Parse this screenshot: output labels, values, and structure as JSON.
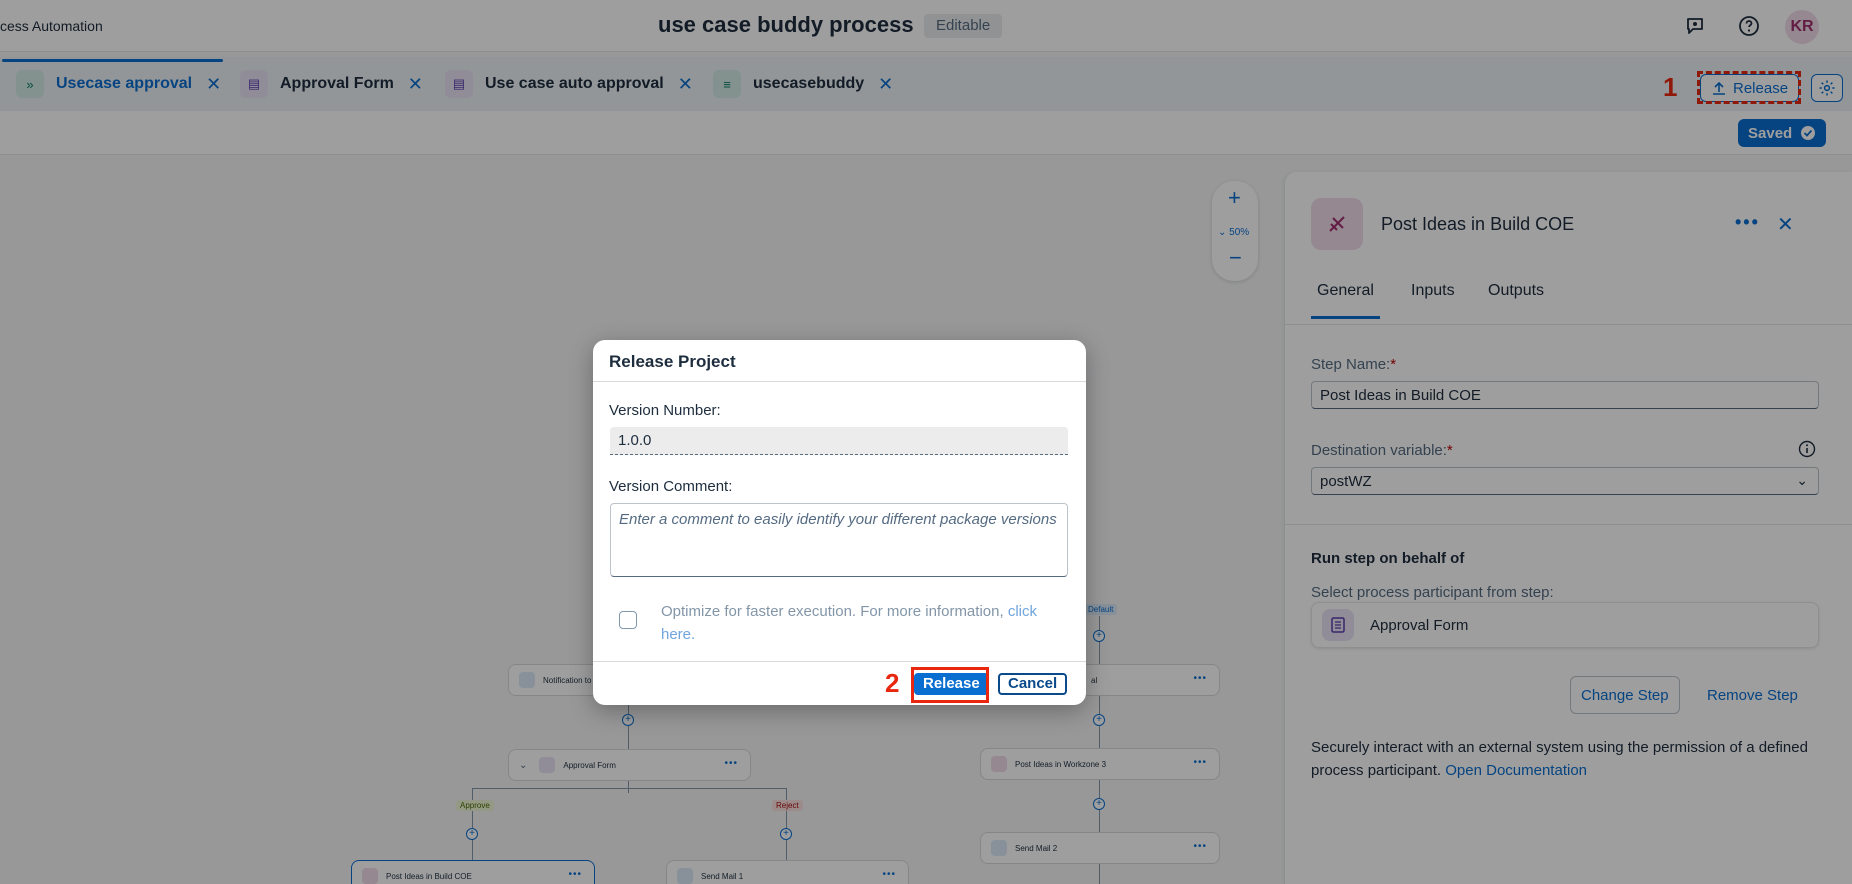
{
  "shell": {
    "app_name": "cess Automation",
    "title": "use case buddy process",
    "mode_badge": "Editable",
    "avatar_initials": "KR"
  },
  "tabs": [
    {
      "label": "Usecase approval",
      "icon": "process-icon",
      "active": true
    },
    {
      "label": "Approval Form",
      "icon": "form-icon",
      "active": false
    },
    {
      "label": "Use case auto approval",
      "icon": "form-icon",
      "active": false
    },
    {
      "label": "usecasebuddy",
      "icon": "data-type-icon",
      "active": false
    }
  ],
  "toolbar": {
    "release_label": "Release",
    "saved_label": "Saved",
    "annotation_1": "1"
  },
  "zoom": {
    "level": "50%"
  },
  "canvas": {
    "nodes": [
      {
        "label": "Notification to"
      },
      {
        "label": "Approval Form"
      },
      {
        "label": "Post Ideas in Build COE"
      },
      {
        "label": "Send Mail 1"
      },
      {
        "label": "Post Ideas in Workzone 3"
      },
      {
        "label": "Send Mail 2"
      },
      {
        "label": "al"
      }
    ],
    "chips": {
      "approve": "Approve",
      "reject": "Reject",
      "default": "Default"
    }
  },
  "panel": {
    "title": "Post Ideas in Build COE",
    "tabs": [
      "General",
      "Inputs",
      "Outputs"
    ],
    "step_name_label": "Step Name:",
    "step_name_value": "Post Ideas in Build COE",
    "destination_label": "Destination variable:",
    "destination_value": "postWZ",
    "required_mark": "*",
    "run_on_behalf_heading": "Run step on behalf of",
    "participant_label": "Select process participant from step:",
    "participant_value": "Approval Form",
    "change_step": "Change Step",
    "remove_step": "Remove Step",
    "description": "Securely interact with an external system using the permission of a defined process participant.",
    "doc_link": "Open Documentation"
  },
  "dialog": {
    "title": "Release Project",
    "version_number_label": "Version Number:",
    "version_number_value": "1.0.0",
    "version_comment_label": "Version Comment:",
    "version_comment_placeholder": "Enter a comment to easily identify your different package versions",
    "optimize_text": "Optimize for faster execution. For more information,",
    "optimize_link": "click here.",
    "release_button": "Release",
    "cancel_button": "Cancel",
    "annotation_2": "2"
  },
  "colors": {
    "accent": "#0a6ed1",
    "annotation": "#e8270e"
  }
}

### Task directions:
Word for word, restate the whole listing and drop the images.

### The completed task:
Parse this screenshot: output labels, values, and structure as JSON.
{
  "shell": {
    "app_name": "cess Automation",
    "title": "use case buddy process",
    "mode_badge": "Editable",
    "avatar_initials": "KR"
  },
  "tabs": [
    {
      "label": "Usecase approval",
      "icon": "process-icon",
      "active": true
    },
    {
      "label": "Approval Form",
      "icon": "form-icon",
      "active": false
    },
    {
      "label": "Use case auto approval",
      "icon": "form-icon",
      "active": false
    },
    {
      "label": "usecasebuddy",
      "icon": "data-type-icon",
      "active": false
    }
  ],
  "toolbar": {
    "release_label": "Release",
    "saved_label": "Saved",
    "annotation_1": "1"
  },
  "zoom": {
    "level": "50%"
  },
  "canvas": {
    "nodes": [
      {
        "label": "Notification to"
      },
      {
        "label": "Approval Form"
      },
      {
        "label": "Post Ideas in Build COE"
      },
      {
        "label": "Send Mail 1"
      },
      {
        "label": "Post Ideas in Workzone 3"
      },
      {
        "label": "Send Mail 2"
      },
      {
        "label": "al"
      }
    ],
    "chips": {
      "approve": "Approve",
      "reject": "Reject",
      "default": "Default"
    }
  },
  "panel": {
    "title": "Post Ideas in Build COE",
    "tabs": [
      "General",
      "Inputs",
      "Outputs"
    ],
    "step_name_label": "Step Name:",
    "step_name_value": "Post Ideas in Build COE",
    "destination_label": "Destination variable:",
    "destination_value": "postWZ",
    "required_mark": "*",
    "run_on_behalf_heading": "Run step on behalf of",
    "participant_label": "Select process participant from step:",
    "participant_value": "Approval Form",
    "change_step": "Change Step",
    "remove_step": "Remove Step",
    "description": "Securely interact with an external system using the permission of a defined process participant.",
    "doc_link": "Open Documentation"
  },
  "dialog": {
    "title": "Release Project",
    "version_number_label": "Version Number:",
    "version_number_value": "1.0.0",
    "version_comment_label": "Version Comment:",
    "version_comment_placeholder": "Enter a comment to easily identify your different package versions",
    "optimize_text": "Optimize for faster execution. For more information,",
    "optimize_link": "click here.",
    "release_button": "Release",
    "cancel_button": "Cancel",
    "annotation_2": "2"
  },
  "colors": {
    "accent": "#0a6ed1",
    "annotation": "#e8270e"
  }
}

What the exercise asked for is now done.